═════ Input
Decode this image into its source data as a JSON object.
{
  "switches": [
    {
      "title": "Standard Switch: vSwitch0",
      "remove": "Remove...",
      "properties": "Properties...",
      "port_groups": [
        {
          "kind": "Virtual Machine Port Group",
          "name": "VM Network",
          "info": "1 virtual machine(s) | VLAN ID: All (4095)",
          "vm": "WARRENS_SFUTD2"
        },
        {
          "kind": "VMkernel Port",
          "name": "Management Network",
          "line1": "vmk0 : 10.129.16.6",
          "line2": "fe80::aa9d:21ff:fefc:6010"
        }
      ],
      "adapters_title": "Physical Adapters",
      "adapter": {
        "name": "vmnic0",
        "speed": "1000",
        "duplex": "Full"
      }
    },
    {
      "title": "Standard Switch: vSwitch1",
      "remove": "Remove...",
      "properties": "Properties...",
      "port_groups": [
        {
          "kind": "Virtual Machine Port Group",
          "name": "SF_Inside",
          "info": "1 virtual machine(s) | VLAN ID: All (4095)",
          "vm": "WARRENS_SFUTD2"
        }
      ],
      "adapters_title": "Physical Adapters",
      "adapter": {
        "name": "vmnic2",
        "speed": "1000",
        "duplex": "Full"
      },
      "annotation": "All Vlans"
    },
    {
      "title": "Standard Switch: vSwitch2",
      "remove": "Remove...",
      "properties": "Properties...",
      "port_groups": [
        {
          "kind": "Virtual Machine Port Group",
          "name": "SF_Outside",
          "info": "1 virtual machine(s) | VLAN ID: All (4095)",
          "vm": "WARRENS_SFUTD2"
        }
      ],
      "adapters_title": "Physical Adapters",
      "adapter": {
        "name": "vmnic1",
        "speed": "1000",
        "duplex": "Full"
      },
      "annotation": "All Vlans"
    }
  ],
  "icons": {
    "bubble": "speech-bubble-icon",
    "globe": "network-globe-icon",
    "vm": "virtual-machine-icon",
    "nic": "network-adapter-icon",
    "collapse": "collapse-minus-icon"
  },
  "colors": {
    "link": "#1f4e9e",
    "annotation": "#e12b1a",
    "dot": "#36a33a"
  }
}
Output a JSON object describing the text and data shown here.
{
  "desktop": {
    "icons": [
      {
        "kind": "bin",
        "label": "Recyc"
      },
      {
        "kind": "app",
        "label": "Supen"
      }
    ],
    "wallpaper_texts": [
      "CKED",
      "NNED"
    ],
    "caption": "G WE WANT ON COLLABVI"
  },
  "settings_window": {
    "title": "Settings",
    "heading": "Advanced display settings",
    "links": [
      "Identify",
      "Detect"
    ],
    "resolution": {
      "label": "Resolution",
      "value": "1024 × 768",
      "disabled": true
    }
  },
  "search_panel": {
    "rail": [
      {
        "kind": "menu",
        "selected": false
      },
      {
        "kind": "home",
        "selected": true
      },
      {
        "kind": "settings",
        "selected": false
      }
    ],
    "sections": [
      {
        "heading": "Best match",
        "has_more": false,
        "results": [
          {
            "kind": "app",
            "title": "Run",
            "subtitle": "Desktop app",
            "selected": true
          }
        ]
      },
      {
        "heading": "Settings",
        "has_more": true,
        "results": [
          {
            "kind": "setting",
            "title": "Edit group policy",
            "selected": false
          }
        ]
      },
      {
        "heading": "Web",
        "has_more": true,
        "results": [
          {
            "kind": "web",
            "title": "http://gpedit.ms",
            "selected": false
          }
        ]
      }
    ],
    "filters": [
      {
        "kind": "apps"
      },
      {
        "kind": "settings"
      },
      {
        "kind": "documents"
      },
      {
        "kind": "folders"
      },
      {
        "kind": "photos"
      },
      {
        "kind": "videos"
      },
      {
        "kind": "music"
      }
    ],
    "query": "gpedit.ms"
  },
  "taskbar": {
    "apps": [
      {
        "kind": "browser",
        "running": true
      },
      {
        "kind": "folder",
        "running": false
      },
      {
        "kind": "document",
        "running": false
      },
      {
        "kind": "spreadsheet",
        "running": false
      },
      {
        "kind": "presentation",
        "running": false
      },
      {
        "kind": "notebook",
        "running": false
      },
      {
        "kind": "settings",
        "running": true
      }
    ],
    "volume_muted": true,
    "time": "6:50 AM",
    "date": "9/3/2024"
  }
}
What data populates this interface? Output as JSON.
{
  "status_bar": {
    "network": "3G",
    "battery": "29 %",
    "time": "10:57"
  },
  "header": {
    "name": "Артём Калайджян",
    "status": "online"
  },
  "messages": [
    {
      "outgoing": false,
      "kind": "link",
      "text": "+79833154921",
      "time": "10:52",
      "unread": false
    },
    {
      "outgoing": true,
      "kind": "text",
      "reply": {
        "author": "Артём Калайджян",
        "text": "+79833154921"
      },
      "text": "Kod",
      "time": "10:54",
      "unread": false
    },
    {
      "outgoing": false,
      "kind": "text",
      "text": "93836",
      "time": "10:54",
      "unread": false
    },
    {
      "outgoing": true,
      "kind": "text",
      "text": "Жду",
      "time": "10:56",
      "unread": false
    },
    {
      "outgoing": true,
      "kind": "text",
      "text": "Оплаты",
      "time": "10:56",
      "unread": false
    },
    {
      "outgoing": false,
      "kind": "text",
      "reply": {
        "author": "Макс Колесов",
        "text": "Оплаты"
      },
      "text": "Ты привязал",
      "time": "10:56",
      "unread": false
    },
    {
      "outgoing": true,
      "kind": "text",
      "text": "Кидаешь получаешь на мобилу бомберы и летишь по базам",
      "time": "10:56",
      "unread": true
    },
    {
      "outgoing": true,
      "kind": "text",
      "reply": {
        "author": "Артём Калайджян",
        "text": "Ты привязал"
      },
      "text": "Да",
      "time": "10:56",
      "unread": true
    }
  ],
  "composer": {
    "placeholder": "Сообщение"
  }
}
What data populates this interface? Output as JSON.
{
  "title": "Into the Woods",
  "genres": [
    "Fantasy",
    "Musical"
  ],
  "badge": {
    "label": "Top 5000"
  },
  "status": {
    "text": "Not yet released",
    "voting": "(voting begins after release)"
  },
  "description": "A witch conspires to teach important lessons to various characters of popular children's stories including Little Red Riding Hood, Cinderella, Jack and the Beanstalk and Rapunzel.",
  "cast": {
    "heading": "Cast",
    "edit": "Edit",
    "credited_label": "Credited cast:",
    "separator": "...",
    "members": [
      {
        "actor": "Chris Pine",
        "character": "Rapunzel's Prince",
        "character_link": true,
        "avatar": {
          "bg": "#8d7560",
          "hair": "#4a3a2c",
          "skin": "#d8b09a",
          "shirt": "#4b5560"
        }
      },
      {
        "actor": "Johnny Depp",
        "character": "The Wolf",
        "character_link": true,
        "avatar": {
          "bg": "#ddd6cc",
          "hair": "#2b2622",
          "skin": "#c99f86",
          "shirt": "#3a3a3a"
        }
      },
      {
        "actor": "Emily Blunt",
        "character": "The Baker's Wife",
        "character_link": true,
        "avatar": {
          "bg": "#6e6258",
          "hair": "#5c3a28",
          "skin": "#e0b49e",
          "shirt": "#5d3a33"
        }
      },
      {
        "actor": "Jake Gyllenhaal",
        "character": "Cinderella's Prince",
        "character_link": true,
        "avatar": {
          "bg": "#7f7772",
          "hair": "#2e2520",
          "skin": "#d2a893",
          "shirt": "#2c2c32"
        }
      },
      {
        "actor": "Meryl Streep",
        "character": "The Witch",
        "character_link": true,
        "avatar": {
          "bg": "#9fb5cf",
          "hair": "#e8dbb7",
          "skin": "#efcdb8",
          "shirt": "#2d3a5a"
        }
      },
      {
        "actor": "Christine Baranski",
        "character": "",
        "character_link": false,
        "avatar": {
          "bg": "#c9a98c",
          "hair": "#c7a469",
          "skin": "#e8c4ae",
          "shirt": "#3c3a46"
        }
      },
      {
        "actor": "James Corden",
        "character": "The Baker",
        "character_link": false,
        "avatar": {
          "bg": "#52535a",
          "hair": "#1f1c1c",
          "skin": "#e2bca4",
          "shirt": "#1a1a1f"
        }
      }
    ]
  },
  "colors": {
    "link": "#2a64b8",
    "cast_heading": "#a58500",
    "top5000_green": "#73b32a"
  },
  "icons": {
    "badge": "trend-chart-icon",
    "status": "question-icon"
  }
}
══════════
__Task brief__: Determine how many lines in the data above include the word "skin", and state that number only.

__Response to the task__: 7